Congrats! You’re going off campus! Even if you’re not actually amped about this decision (or had the choice taken from you), look on the bright side: it’s (likely) cheaper, you’ll actually get to know the city you’ve been living in and no one will ever declare a fire drill, come into your house and throw out your candles.
Next Tuesday, voters across Texas will head to the polls to select party candidates for the presidency and several statewide and local races. They’ll be joined by voters from 13 other states, making March 3 this election year’s Super Tuesday. However, not a single one of those voters will be headed to the Rice Memorial Center, much to the dismay of leaders of political organizations on campus.

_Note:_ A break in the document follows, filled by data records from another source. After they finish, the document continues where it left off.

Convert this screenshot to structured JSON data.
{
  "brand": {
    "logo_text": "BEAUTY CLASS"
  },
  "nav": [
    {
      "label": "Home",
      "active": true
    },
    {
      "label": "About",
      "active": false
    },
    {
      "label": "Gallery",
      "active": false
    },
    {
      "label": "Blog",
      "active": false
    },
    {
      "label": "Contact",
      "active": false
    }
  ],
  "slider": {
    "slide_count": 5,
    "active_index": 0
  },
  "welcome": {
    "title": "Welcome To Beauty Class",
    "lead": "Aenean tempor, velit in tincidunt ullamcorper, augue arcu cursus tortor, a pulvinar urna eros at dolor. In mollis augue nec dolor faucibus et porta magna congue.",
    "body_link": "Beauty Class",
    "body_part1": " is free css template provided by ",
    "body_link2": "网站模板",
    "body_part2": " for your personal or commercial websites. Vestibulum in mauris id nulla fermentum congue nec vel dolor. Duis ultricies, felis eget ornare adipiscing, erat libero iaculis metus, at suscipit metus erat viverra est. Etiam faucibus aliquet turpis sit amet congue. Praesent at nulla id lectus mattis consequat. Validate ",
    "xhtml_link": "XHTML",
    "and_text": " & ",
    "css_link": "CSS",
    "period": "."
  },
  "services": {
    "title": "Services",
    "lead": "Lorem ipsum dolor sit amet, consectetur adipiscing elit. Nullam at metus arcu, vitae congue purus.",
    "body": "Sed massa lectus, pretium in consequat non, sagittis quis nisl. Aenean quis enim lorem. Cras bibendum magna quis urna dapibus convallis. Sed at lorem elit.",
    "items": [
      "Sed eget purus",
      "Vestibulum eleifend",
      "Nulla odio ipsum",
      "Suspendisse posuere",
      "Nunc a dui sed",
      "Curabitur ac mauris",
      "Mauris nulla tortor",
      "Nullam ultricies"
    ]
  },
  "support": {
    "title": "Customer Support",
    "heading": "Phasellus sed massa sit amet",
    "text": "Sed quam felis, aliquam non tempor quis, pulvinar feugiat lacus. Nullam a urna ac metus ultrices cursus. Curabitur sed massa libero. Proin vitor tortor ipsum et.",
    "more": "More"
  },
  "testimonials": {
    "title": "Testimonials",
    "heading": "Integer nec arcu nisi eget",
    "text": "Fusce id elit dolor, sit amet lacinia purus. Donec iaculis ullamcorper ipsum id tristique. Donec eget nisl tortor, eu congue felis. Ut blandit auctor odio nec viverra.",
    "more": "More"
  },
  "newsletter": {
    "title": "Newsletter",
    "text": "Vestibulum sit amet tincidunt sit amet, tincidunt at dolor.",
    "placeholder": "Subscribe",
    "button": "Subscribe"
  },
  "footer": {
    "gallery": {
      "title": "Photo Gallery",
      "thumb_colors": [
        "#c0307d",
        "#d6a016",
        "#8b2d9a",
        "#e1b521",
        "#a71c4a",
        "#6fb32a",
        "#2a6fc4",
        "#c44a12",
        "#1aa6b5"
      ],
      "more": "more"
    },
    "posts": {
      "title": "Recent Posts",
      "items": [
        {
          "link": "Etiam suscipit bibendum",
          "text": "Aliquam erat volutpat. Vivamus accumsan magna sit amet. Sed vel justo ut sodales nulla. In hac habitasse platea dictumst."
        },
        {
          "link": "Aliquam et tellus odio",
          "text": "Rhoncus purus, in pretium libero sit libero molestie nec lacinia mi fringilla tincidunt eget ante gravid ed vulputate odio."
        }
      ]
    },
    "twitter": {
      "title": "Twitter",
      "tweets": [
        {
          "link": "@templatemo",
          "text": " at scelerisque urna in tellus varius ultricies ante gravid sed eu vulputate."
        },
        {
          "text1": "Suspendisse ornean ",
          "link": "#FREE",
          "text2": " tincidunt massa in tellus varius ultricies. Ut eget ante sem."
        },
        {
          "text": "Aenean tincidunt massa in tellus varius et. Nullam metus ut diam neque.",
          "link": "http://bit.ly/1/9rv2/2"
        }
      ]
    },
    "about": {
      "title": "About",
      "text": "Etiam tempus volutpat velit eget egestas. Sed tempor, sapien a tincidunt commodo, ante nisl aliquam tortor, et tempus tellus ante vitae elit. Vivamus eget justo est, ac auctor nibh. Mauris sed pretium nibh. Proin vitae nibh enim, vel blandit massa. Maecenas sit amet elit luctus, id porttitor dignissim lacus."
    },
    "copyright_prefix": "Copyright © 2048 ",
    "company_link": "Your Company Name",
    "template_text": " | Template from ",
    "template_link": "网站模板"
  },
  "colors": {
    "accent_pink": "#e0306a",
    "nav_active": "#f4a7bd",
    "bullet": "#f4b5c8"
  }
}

Spring elections at the residential colleges came with a myriad of problems this year, following the implementation of OwlNest voting at some colleges. Tabulation errors of ranked-choice voting by OwlNest have pushed Will Rice College’s secretary race to its college’s court. Although Jones College continued with Qualtrics, similar problems have led to a re-election for the positions of internal vice president and treasurer.
Student groups are expressing concerns over the lack of an on-campus polling location for the upcoming March 3 primary election. These concerns follow a decision by county party officials to not hold a polling location at Rice due to accessibility concerns for non-Rice voters.
Dean of Undergraduates Bridget Gorman approved university funding for the installation of dispensers of free pads and tampons in residential college bathrooms and major academic buildings on Feb. 20.
The end of the Student Association election season on Tuesday marked a new term for the SA. We asked the last three presidents to speak, in their own words, on the most prominent SA accomplishments from the past three years. In the administrations of former SA presidents Justin Onwenu, Ariana Engles and Grace Wickerson, the SA’s achievements span the creation of the Rice Harvey Action Team to the formation of the Financial Accessibility Working Group.